When it came time for Sydney and I to share about our story, I couldn’t. I’m not sure how to explain it. Maybe it was a need for confession, or just transparency. But, I felt this need for them to know how UNCOMFORTABLE I was. Not because it was about me. It was more about wanting to dig in deeper. Looking back on it, I really think that night was when the Lord planted the ie of church unity on my heart. What does it look like? With whom can we seek out unity? Are there limits on unity? If nothing else from this trip, I’ve learned that conversations are desperately needed when it comes to things like this.
I know what scripture says about tongues. I don’t deny its existence. Discernable languages with interpretations. I’ll even give you the private prayer language between you and God, but what I was witnessing didn’t fall into those categories and I literally told them that I had to fight against my desire to run out the door. Seriously. I told them that my theology obviously doesn’t align with theirs on certain issues and I was really wrestling through it. Later Sydney confessed that she couldn’t believe I did that. I mean, I guess it’s a little rude to be invited into someone’s home and tell them their expression of faith makes me want to run as fast as I can out of their house. But, it was the truth. And, more importantly, it was where God had me. Like I said, that night the Lord revealed a bigger piece of this adventure to me.

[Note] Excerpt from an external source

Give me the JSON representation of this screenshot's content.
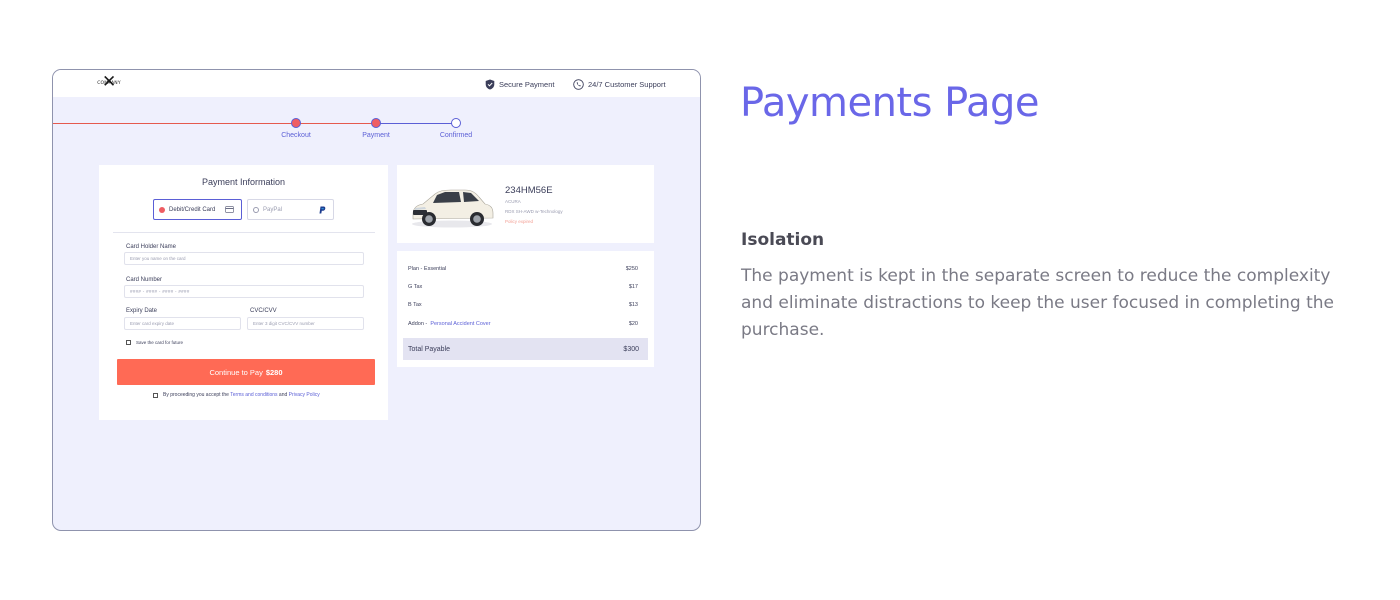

What does unity within the body of believers look like?
How they responded was almost as surprising as my confession. They told me they appreciated my honesty and my willingness to push in and to engage in a conversation many people refuse to have. (It’s a lot easier to distance yourself from the unknown than to push into the uncomfortable.) Before we left, my friend’s husband asked if their small group could pray for us and I said yes. But, he told me it was going to be “Belonging Style.” I told him that I didn’t expect anything different. And, I didn’t. But, that didn’t mean we were ready for what was coming next.
Sydney and I sat on two chairs in the middle of the room and people circled around us, laying hands on us. It was similar to the previous evening, but more intimate and orderly, weirdly enough. Everyone took turns to pray. Some in tongues. I had to fight off the urge for my body to stiffen. I was taking deep breaths, but not too deep, because, honestly, I didn’t want to offend the people praying over us. There were prophetic words and visions. I actually have a video someone took, but haven’t watched it. It was too much for me to take in. Too much to process. (I’m convinced the Lord likes to laugh at the craziness of our lives and how we handle it, or don’t handle it.)
After the small group ended, Sydney and I finally made our way to the car. She looked at me and said, “What was that?”
I don’t think I verbally answered. I remember widening my eyes and shaking my head, but nothing audible escaped my lips. She carried the conversation back to our friends’ house in Nashville. They happen to be Catholic. Talking to them about our experience made everything seem more surreal. Catholics and a Southern Baptist talking about prophetic visions and speaking in tongues.
This unity thing… it was going to be complicated.